- [Assignment] Filter the records below for the word "spec". Copy each line that holds it.

- [Extracted information]
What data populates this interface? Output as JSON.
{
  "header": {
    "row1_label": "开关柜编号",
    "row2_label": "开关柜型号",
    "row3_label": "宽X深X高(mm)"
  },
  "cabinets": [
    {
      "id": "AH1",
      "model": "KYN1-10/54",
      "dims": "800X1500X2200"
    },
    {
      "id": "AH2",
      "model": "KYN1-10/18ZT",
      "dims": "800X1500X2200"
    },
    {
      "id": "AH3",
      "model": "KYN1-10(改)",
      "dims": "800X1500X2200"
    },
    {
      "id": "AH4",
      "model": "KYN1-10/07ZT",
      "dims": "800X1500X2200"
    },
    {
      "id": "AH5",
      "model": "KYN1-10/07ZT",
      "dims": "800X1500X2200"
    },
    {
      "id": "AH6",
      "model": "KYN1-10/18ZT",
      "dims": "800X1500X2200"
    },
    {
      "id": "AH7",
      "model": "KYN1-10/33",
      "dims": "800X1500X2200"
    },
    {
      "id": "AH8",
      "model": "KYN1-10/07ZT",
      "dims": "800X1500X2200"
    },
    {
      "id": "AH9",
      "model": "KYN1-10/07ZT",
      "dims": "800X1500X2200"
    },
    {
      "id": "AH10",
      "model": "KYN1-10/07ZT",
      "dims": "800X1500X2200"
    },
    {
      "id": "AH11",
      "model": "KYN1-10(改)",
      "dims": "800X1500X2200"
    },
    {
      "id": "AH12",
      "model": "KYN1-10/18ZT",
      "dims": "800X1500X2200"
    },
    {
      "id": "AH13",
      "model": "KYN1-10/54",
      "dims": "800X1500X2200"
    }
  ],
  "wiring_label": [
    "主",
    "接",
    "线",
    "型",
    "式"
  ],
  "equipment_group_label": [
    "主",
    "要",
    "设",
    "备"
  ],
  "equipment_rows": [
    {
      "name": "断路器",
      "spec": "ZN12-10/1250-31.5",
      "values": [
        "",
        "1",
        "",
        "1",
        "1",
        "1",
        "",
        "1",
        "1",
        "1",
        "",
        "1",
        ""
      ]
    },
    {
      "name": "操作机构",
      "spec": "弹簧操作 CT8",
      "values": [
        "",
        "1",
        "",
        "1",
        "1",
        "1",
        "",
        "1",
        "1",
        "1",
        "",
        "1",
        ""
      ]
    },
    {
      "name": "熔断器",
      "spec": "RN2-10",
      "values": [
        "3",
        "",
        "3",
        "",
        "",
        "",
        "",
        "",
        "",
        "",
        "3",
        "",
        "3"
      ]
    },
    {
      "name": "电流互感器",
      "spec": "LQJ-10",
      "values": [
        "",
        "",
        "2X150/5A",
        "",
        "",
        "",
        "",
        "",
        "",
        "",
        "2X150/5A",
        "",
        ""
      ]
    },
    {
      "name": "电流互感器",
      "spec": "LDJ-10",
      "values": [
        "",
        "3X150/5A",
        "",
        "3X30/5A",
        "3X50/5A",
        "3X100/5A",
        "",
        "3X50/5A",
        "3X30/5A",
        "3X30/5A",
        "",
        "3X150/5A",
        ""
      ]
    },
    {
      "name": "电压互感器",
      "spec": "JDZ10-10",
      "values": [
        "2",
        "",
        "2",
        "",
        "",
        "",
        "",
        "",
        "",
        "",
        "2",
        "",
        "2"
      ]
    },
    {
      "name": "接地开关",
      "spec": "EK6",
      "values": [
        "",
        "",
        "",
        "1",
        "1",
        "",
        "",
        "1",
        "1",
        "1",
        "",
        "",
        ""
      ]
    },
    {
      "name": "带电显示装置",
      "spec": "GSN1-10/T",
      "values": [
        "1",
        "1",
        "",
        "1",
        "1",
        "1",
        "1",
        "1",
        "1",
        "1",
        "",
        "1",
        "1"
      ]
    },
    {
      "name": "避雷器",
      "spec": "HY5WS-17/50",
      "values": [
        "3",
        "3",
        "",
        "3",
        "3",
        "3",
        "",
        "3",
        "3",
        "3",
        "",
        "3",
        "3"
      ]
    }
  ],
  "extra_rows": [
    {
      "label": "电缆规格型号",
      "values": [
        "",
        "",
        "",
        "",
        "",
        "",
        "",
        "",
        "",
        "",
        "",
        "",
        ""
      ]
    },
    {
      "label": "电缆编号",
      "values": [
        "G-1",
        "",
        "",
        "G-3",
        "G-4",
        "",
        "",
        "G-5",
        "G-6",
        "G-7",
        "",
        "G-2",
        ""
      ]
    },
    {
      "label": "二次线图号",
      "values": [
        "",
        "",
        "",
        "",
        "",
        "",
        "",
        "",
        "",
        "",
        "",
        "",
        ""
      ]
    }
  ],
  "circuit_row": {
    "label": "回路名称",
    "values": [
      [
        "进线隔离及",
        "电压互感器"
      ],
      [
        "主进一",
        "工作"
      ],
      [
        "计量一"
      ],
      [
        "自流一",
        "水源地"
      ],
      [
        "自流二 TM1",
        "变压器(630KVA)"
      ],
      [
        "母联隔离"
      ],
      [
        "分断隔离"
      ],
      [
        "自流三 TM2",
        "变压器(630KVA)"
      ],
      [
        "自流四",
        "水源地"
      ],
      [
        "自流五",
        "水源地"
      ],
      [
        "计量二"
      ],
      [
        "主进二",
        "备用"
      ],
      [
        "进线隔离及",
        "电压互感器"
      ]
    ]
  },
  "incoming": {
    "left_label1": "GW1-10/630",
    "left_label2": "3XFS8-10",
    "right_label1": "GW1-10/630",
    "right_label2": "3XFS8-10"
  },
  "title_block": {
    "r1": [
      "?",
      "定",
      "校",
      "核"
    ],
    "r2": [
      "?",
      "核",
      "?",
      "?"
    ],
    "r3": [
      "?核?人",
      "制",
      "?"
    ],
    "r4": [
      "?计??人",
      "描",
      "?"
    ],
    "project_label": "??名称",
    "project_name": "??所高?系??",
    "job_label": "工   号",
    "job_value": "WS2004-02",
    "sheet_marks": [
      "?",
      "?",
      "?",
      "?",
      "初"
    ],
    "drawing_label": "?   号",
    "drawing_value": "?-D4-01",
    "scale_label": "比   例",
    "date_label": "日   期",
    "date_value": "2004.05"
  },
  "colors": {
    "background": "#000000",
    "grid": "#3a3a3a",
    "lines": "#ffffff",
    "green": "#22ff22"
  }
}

- [Answer to this task]
      "spec": "ZN12-10/1250-31.5",
      "spec": "弹簧操作 CT8",
      "spec": "RN2-10",
      "spec": "LQJ-10",
      "spec": "LDJ-10",
      "spec": "JDZ10-10",
      "spec": "EK6",
      "spec": "GSN1-10/T",
      "spec": "HY5WS-17/50",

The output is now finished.